Apparently, pirates are sailing back over the pop-culture horizon this fall. Pirate Halloween costumes are very popular. Scholarly and popular books about pirates are reappearing.
So, should you whip out a book about pirates?
Today we can, if we are so inspired or really want to. Independent authors can see what is becoming popular, write something appropriate, get a cover, edit it, and launch as quickly as we want (allowing for Life Rolls.) Or we can look at pirates, mull the idea over, and try pirates in space, pirates that are not really pirates (Captain William Kidd*), bandits that raid caravans rather than pirates who sail the seas, a wronged man who becomes a pirate to get even with a corrupt government (Captain Blood by Raphael Sabatini. Read it, read it, read it), a heroic navy captain who fights pirates, a woman who discovers that her husband is accused of being a pirate when he’s really just a smuggler (see: Cornwall, history of)…
The point is, we have the flexibility to see a trend, use it, throw variations at the theme, or ignore it. Or come back after the Traditional Publishers have decided that “pirates are dead. Ninjas are going to be the Next Big Thing” and write books for the people who really like pirate novels and want more of them.
Do you want to? If not, and you don’t think it is a topic that you could do well, then don’t. There’s no angry agent looming over you warning that if you don’t do a pirate book, you’ll never get another contract again. Or possibly worse, no editor saying, “Look, this is a pretty good historical fantasy about the dragon of Wawl Hill [Krakow, Poland], but you have to add pirates. Pirates are in.”** Or you submit a pirate novel set in 1678 and the editor announces, “This is OK, but everyone knows that pirates were champions of gay rights and homosexuality, and you have to include that in your book. See if you can work in the Stonewall Riot, that’d be good.”
By the time your pirates in Poland fantasy hits the shelves eighteen months later, pirates are on the way out, the market is saturated, and the publisher says, “Oh, you must have written a bad book because it’s not selling out. We’re cancelling your contract.”
On the other hand, if you are an indie author, and are so inclined to write pirates, you can and you can hit the market and ride the sales wave. You might find that while pirates were a good way to start, your readers are really interested in the Royal Navy, or a merchant-trader, or some other side plot and you develop that.
Or, you can write about some adults going to a pirate-themed party on Halloween at a coastal resort. The locals have a traditional pageant about a pirate attack on the town in the 1700s that also takes place. Your protagonists have a car break-down in town, and as they are sorting that out, Something Happens, and real pirates from the 1700s appear. And then it gets Interesting…
The point is, if you can spot a wave and ride it, more power to you. If you spot a wave and write a variation on the theme, and market it carefully, you can do really well. If you spot a trend, wait until it fades, then target the market of pirate-starved readers abandoned by the Traditional Publishers, whee!

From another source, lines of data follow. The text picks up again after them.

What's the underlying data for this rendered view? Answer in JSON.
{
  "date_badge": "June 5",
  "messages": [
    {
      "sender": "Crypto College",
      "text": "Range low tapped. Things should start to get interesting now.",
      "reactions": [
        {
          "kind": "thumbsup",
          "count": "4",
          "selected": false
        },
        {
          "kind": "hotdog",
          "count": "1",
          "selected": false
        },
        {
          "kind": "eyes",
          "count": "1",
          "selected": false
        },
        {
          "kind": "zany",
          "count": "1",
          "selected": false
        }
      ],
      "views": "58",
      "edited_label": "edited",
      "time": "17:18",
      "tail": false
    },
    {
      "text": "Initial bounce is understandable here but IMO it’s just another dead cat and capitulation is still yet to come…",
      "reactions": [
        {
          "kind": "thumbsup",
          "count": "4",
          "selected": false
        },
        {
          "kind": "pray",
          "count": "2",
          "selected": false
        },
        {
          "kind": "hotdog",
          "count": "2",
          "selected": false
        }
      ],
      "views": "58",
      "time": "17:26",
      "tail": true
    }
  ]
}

But you don’t have to.
*Captain Kidd was a privateer with occasional lapses into apparent piracy, all condoned or ignored by the British Admiralty. Alas for him, the English government changed its policy and he literally did not get the memo until he captured an Indian ship run by Armenian merchants with an English captain operating under French passes and letters of protection. Kidd’s crew insisted on bringing the ship’s rich cargo to port. There Kidd discovered that he was now a pirate instead of a holder of a Letter of Marque and Reprisal. Among other problems. Oops. But we did get a great folk-song out of it, which became one of my favorite hymn tunes (“Wonderous Love.”)
**Krakow is very far inland. There were Polish pirates, during those times when Poland had a sea-coast, but pirates in Krakow would require massive handwavium and magic. NTTAWWT.